◆ Task directions
Each line of the listing where the string "fóru" appears is to be identified and copied.

◆ Data provided
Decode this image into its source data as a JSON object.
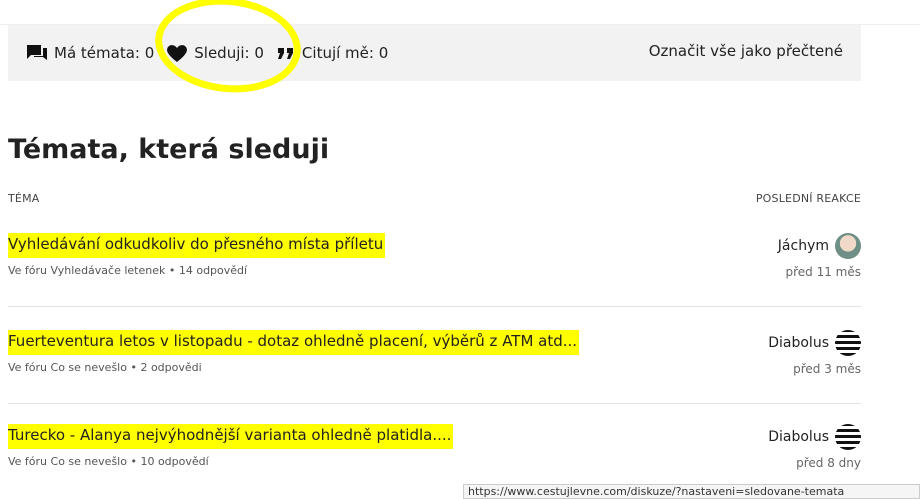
{
  "filters": {
    "my_topics": "Má témata: 0",
    "following": "Sleduji: 0",
    "quoting_me": "Citují mě: 0",
    "mark_all_read": "Označit vše jako přečtené"
  },
  "page_title": "Témata, která sleduji",
  "columns": {
    "topic": "TÉMA",
    "last_reply": "POSLEDNÍ REAKCE"
  },
  "topics": [
    {
      "title": "Vyhledávání odkudkoliv do přesného místa příletu",
      "meta": "Ve fóru Vyhledávače letenek • 14 odpovědí",
      "user": "Jáchym",
      "time": "před 11 měs"
    },
    {
      "title": "Fuerteventura letos v listopadu - dotaz ohledně placení, výběrů z ATM atd...",
      "meta": "Ve fóru Co se nevešlo • 2 odpovědi",
      "user": "Diabolus",
      "time": "před 3 měs"
    },
    {
      "title": "Turecko - Alanya nejvýhodnější varianta ohledně platidla....",
      "meta": "Ve fóru Co se nevešlo • 10 odpovědí",
      "user": "Diabolus",
      "time": "před 8 dny"
    }
  ],
  "status_url": "https://www.cestujlevne.com/diskuze/?nastaveni=sledovane-temata",
  "colors": {
    "highlight": "#ffff00",
    "filter_bg": "#f2f2f2"
  },
  "icons": [
    "chat-icon",
    "heart-icon",
    "quote-icon"
  ]
}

◆ Result of this exercise
      "meta": "Ve fóru Vyhledávače letenek • 14 odpovědí",
      "meta": "Ve fóru Co se nevešlo • 2 odpovědi",
      "meta": "Ve fóru Co se nevešlo • 10 odpovědí",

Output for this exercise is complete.